Eisai has gotten its second dose of good news in as many months. Weeks after getting an FDA approval for its thyroid cancer drug Lenvima, the struggling Japanese drugmaker has gotten the nod for the potential blockbuster by the European Medicines Agency (EMA).
Japan's Eisai sold the worldwide rights, excluding Japan, to Phase I/II cancer candidate EP-6438 to U.S.-based Epizyme for $40 million upfront, revising a 2011 agreement on discovery, development and commercialization of a therapy aimed at non-Hodgkin B-cell lymphoma and other cancers.
Eisai won speedy FDA approval for its new cancer drug Lenvima, eyeing $1 billion in potential sales and setting the stage for a showdown with Bayer's cancer-fighter Nexavar.
Eisai grabbed an early green light on Friday from U.S. regulators for thyroid cancer drug Lenvima, meaning the Japanese pharma can now get an earlier-than-expected start on trying to make its blockbuster dreams a reality.
Eisai is counting on its new cancer drug to eventually bring in more than $1 billion a year, and now, thanks to an early FDA approval, the Japanese drugmaker has a head start on making that a reality.
Eisai, on the mend after some big patent losses, believes its top prospect in oncology can bring in peak annual sales north of $1 billion, beginning with thyroid cancer and expanding to treat other tumor types.
As competition in the obesity drug space ramps up, Arena's marketing partner Eisai is rolling out a new savings card for weight-loss drug Belviq. And for the California drugmaker, that means good news and bad news for its revenue outlook.

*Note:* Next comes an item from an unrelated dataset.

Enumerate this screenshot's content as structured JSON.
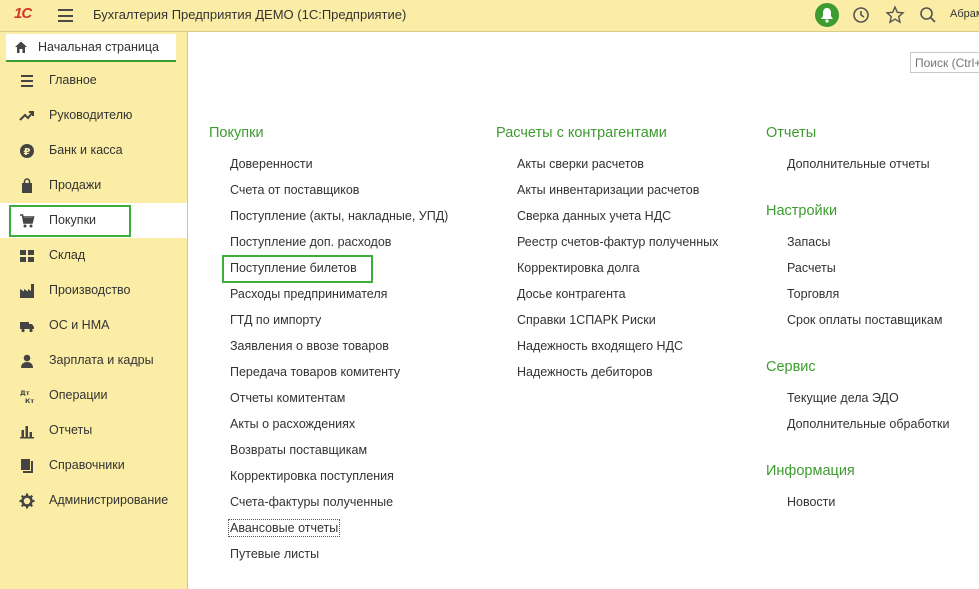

U.K. officials have decided which drugs to toss off the Cancer Drug Fund, which pays for drugs rejected by cost-effectiveness gatekeepers. Reportedly, Novartis, Sanofi and Eisai treatments are among them.
Arena Pharmaceuticals has seen sales of its weight-loss drug Belviq improve since teaming up with marketing partner Eisai. But the two have hit a manufacturing stumbling block, having to voluntarily recall three lots of the drug because of labeling issues.
Japanese drugmaker Eisai opened two new plants--one targeting products for Asia and the other aimed at Europe--as part of its plans to expand its global manufacturing operations.